:: Task details ::
Every record needs to be repeated exactly; its pictures do not.

Dataset excerpts
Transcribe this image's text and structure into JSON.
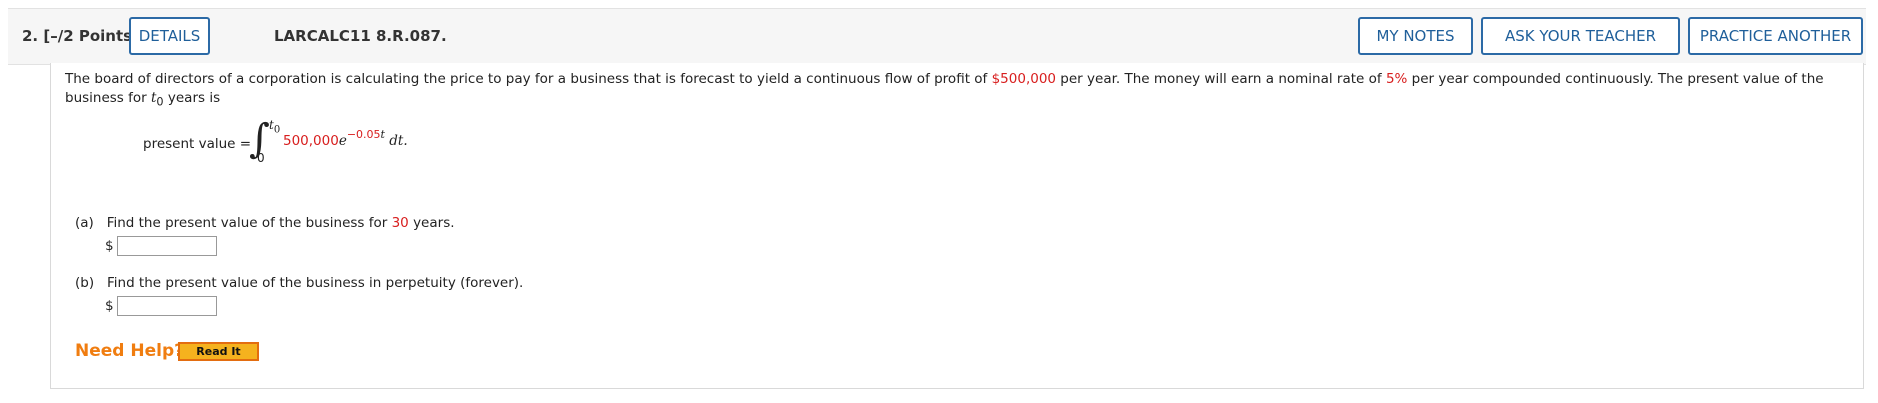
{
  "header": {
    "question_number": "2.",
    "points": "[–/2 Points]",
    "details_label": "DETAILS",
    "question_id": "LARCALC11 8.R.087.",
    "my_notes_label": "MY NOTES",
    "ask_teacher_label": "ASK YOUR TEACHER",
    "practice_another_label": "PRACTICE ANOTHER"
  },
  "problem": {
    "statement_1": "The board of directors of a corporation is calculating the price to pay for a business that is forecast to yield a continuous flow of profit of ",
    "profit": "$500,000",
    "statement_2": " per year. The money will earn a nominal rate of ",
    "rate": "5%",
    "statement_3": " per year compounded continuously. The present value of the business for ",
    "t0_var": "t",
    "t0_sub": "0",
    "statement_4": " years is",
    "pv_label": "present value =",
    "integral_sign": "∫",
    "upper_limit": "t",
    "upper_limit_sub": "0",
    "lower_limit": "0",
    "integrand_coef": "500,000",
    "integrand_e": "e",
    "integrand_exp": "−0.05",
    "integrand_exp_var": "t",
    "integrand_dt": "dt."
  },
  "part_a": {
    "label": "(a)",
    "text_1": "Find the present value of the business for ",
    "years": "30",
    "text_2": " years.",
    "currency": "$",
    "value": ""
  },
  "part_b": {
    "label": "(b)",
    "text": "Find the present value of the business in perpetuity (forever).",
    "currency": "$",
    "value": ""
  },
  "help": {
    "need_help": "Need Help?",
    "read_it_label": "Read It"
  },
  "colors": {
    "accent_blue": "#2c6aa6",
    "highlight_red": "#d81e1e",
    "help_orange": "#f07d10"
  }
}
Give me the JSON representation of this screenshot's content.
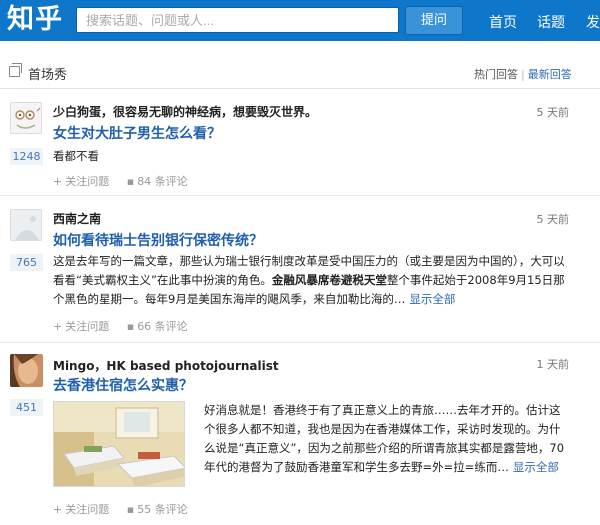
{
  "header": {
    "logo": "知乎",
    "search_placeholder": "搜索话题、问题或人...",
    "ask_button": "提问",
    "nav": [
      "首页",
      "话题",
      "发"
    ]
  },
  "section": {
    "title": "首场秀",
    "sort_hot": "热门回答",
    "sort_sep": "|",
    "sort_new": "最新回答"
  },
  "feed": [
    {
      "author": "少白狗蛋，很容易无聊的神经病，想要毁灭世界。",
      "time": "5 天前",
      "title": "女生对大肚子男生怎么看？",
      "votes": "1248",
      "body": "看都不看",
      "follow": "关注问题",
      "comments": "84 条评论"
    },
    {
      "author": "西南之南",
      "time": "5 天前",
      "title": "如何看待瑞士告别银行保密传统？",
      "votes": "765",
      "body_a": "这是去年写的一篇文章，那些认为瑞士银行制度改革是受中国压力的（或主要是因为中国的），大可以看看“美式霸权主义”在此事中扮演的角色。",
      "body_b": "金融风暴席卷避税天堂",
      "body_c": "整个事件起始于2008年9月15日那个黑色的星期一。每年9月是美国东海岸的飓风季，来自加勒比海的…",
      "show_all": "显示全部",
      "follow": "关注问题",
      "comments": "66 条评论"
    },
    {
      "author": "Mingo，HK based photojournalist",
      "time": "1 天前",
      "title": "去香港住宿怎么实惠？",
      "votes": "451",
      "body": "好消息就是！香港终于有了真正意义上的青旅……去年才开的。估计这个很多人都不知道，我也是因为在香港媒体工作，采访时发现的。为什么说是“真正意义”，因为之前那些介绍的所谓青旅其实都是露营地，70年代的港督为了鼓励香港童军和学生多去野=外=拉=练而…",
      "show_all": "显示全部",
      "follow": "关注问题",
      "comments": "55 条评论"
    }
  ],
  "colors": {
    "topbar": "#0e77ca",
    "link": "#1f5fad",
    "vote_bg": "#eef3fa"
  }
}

:: Task result ::
Transcribe this image's text and structure into JSON.
{
  "header": {
    "question_number": "2.",
    "points": "[–/2 Points]",
    "details_label": "DETAILS",
    "question_id": "LARCALC11 8.R.087.",
    "my_notes_label": "MY NOTES",
    "ask_teacher_label": "ASK YOUR TEACHER",
    "practice_another_label": "PRACTICE ANOTHER"
  },
  "problem": {
    "statement_1": "The board of directors of a corporation is calculating the price to pay for a business that is forecast to yield a continuous flow of profit of ",
    "profit": "$500,000",
    "statement_2": " per year. The money will earn a nominal rate of ",
    "rate": "5%",
    "statement_3": " per year compounded continuously. The present value of the business for ",
    "t0_var": "t",
    "t0_sub": "0",
    "statement_4": " years is",
    "pv_label": "present value =",
    "integral_sign": "∫",
    "upper_limit": "t",
    "upper_limit_sub": "0",
    "lower_limit": "0",
    "integrand_coef": "500,000",
    "integrand_e": "e",
    "integrand_exp": "−0.05",
    "integrand_exp_var": "t",
    "integrand_dt": "dt."
  },
  "part_a": {
    "label": "(a)",
    "text_1": "Find the present value of the business for ",
    "years": "30",
    "text_2": " years.",
    "currency": "$",
    "value": ""
  },
  "part_b": {
    "label": "(b)",
    "text": "Find the present value of the business in perpetuity (forever).",
    "currency": "$",
    "value": ""
  },
  "help": {
    "need_help": "Need Help?",
    "read_it_label": "Read It"
  },
  "colors": {
    "accent_blue": "#2c6aa6",
    "highlight_red": "#d81e1e",
    "help_orange": "#f07d10"
  }
}
Give me the JSON representation of this screenshot's content.
{
  "header": {
    "logo": "知乎",
    "search_placeholder": "搜索话题、问题或人...",
    "ask_button": "提问",
    "nav": [
      "首页",
      "话题",
      "发"
    ]
  },
  "section": {
    "title": "首场秀",
    "sort_hot": "热门回答",
    "sort_sep": "|",
    "sort_new": "最新回答"
  },
  "feed": [
    {
      "author": "少白狗蛋，很容易无聊的神经病，想要毁灭世界。",
      "time": "5 天前",
      "title": "女生对大肚子男生怎么看？",
      "votes": "1248",
      "body": "看都不看",
      "follow": "关注问题",
      "comments": "84 条评论"
    },
    {
      "author": "西南之南",
      "time": "5 天前",
      "title": "如何看待瑞士告别银行保密传统？",
      "votes": "765",
      "body_a": "这是去年写的一篇文章，那些认为瑞士银行制度改革是受中国压力的（或主要是因为中国的），大可以看看“美式霸权主义”在此事中扮演的角色。",
      "body_b": "金融风暴席卷避税天堂",
      "body_c": "整个事件起始于2008年9月15日那个黑色的星期一。每年9月是美国东海岸的飓风季，来自加勒比海的…",
      "show_all": "显示全部",
      "follow": "关注问题",
      "comments": "66 条评论"
    },
    {
      "author": "Mingo，HK based photojournalist",
      "time": "1 天前",
      "title": "去香港住宿怎么实惠？",
      "votes": "451",
      "body": "好消息就是！香港终于有了真正意义上的青旅……去年才开的。估计这个很多人都不知道，我也是因为在香港媒体工作，采访时发现的。为什么说是“真正意义”，因为之前那些介绍的所谓青旅其实都是露营地，70年代的港督为了鼓励香港童军和学生多去野=外=拉=练而…",
      "show_all": "显示全部",
      "follow": "关注问题",
      "comments": "55 条评论"
    }
  ],
  "colors": {
    "topbar": "#0e77ca",
    "link": "#1f5fad",
    "vote_bg": "#eef3fa"
  }
}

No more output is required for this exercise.